Republicans and Democrats on the Senate Intelligence Committee urged their colleagues Tuesday to pass a bill that would strengthen election cybersecurity and protect against future attacks in the 2018 midterm elections. Richard Burr (R-N.C.), Chairman of the Senate Intelligence Committee, said Tuesday at a news conference. Mark Warner of Virginia on Tuesday largely reiterate concerns previously expressed by senators, cybersecurity experts, and state and local election officials.
The suggestions include more federal funding for states to replace outdated voting systems and improved information sharing between local and state agencies.
"It took the Department of Homeland Security almost nine months to notify top election officials that their states' systems had been messed with", Warner said.
They also stressed that their recommendations should not be viewed as a federal power grab of states' authority to manage their elections. Now that the potential vulnerability of US election systems is widely known, Russian Federation may not be the only adversary looking to poke holes in USA systems.
"We may never know the full extent of the Russian malicious attacks", Collins said. Susan Collins, R-Maine, another member of the committee.
The State Department should also work with allies to create a global understanding that election meddling is out of bounds, according to the recommendations, while the intelligence community should speed the process of attributing cyberattacks to nations and groups that violate those norms. At a minimum, any machine purchased going forward should have a voter-verified paper trail and no WiFi capability.
Top U.S. intelligence officials believe Russian Federation will once again try to interfere with U.S. elections in the upcoming November midterms, according to a Director of National Intelligence report from mid February.
Overall, experts say far too little has been done to shore up vulnerabilities in 10,000 USA voting jurisdictions that mostly run on obsolete and imperfectly secured technology.
Warner called that hearing "an impetus to the Department [of Homeland Security] to communicate that with the states", which were notified only last September if they were one of the 21 states.
There's no evidence that any hack in the November 2016 election affected election results, but the attempts scared state election officials who sought answers about how their systems had been potentially compromised. Lawmakers in both parties have pressed the department on why it took so long. "It's pretty wonderful to me we've had the director of the Federal Bureau of Investigation, the director of national intelligence and the head of the [National Security Agency] say in public testimony within the last month that they've received no direction from the White House to make election security a priority".
"Every one of Mr. Trump's appointees in law enforcement and national security acknowledge what an ongoing threat Russian Federation is", Warner said Tuesday.
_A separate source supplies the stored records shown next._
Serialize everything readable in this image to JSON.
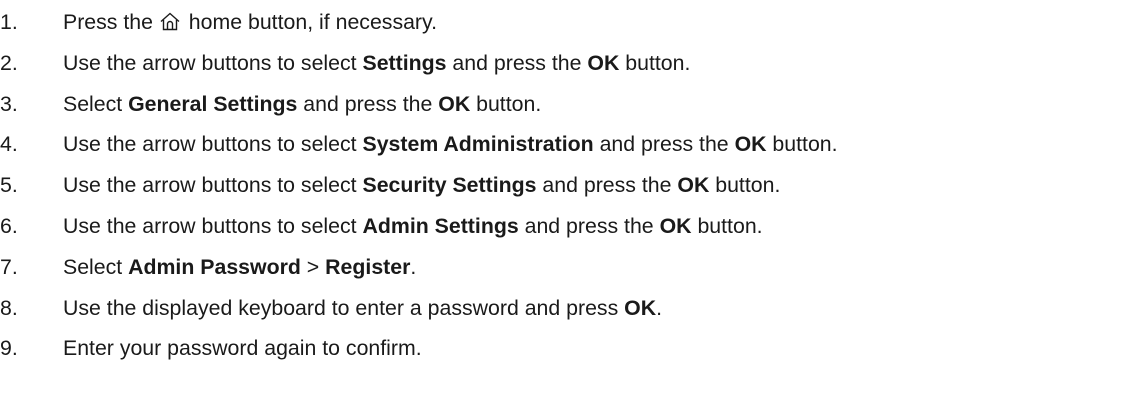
{
  "steps": [
    {
      "number": "1.",
      "parts": [
        {
          "t": "Press the "
        },
        {
          "icon": "home-icon"
        },
        {
          "t": " home button, if necessary."
        }
      ]
    },
    {
      "number": "2.",
      "parts": [
        {
          "t": "Use the arrow buttons to select "
        },
        {
          "t": "Settings",
          "b": true
        },
        {
          "t": " and press the "
        },
        {
          "t": "OK",
          "b": true
        },
        {
          "t": " button."
        }
      ]
    },
    {
      "number": "3.",
      "parts": [
        {
          "t": "Select "
        },
        {
          "t": "General Settings",
          "b": true
        },
        {
          "t": " and press the "
        },
        {
          "t": "OK",
          "b": true
        },
        {
          "t": " button."
        }
      ]
    },
    {
      "number": "4.",
      "parts": [
        {
          "t": "Use the arrow buttons to select "
        },
        {
          "t": "System Administration",
          "b": true
        },
        {
          "t": " and press the "
        },
        {
          "t": "OK",
          "b": true
        },
        {
          "t": " button."
        }
      ]
    },
    {
      "number": "5.",
      "parts": [
        {
          "t": "Use the arrow buttons to select "
        },
        {
          "t": "Security Settings",
          "b": true
        },
        {
          "t": " and press the "
        },
        {
          "t": "OK",
          "b": true
        },
        {
          "t": " button."
        }
      ]
    },
    {
      "number": "6.",
      "parts": [
        {
          "t": "Use the arrow buttons to select "
        },
        {
          "t": "Admin Settings",
          "b": true
        },
        {
          "t": " and press the "
        },
        {
          "t": "OK",
          "b": true
        },
        {
          "t": " button."
        }
      ]
    },
    {
      "number": "7.",
      "parts": [
        {
          "t": "Select "
        },
        {
          "t": "Admin Password",
          "b": true
        },
        {
          "t": " > "
        },
        {
          "t": "Register",
          "b": true
        },
        {
          "t": "."
        }
      ]
    },
    {
      "number": "8.",
      "parts": [
        {
          "t": "Use the displayed keyboard to enter a password and press "
        },
        {
          "t": "OK",
          "b": true
        },
        {
          "t": "."
        }
      ]
    },
    {
      "number": "9.",
      "parts": [
        {
          "t": "Enter your password again to confirm."
        }
      ]
    }
  ]
}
Burr and Warner have said this report is the most urgent because of the threat that it could happen again in 2018.
The committee has yet to make a definitive statement on whether or not Trump campaign officials colluded with Russian agents leading up to the 2016 election, although the panel has one ongoing investigation into the matter.
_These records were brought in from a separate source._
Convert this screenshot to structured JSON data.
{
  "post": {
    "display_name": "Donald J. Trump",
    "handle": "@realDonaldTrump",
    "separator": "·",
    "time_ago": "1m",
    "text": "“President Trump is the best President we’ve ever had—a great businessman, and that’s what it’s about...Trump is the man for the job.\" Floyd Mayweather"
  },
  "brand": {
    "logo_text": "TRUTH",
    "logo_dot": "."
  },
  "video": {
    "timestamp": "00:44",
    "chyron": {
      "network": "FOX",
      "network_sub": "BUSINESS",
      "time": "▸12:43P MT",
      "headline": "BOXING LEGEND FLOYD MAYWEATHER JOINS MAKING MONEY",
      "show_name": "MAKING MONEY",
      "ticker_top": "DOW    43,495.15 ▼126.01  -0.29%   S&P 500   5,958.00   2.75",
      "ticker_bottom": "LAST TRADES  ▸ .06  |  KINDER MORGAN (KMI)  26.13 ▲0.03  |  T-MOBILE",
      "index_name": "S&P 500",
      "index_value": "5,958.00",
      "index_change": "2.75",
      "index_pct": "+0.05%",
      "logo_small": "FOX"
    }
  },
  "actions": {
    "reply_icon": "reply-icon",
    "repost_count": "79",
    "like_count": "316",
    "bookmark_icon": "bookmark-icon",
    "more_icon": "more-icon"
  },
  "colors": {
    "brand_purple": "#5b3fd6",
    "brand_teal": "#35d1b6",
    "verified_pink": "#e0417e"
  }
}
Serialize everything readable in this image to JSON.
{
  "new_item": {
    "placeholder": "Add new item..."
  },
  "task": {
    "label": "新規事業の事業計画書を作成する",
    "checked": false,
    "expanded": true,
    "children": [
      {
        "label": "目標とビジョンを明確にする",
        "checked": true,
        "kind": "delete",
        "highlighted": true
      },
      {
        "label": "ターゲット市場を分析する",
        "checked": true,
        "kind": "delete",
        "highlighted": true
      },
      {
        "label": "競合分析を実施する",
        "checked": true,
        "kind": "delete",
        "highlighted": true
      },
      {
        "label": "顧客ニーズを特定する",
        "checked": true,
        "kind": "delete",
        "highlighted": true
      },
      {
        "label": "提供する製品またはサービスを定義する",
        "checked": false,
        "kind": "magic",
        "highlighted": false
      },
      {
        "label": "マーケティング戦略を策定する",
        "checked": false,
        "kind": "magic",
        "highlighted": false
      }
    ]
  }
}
The Senate Intelligence Committee has been conducting what is widely viewed as the least partisan out of the three primary congressional probes of Russia's meddling in 2016.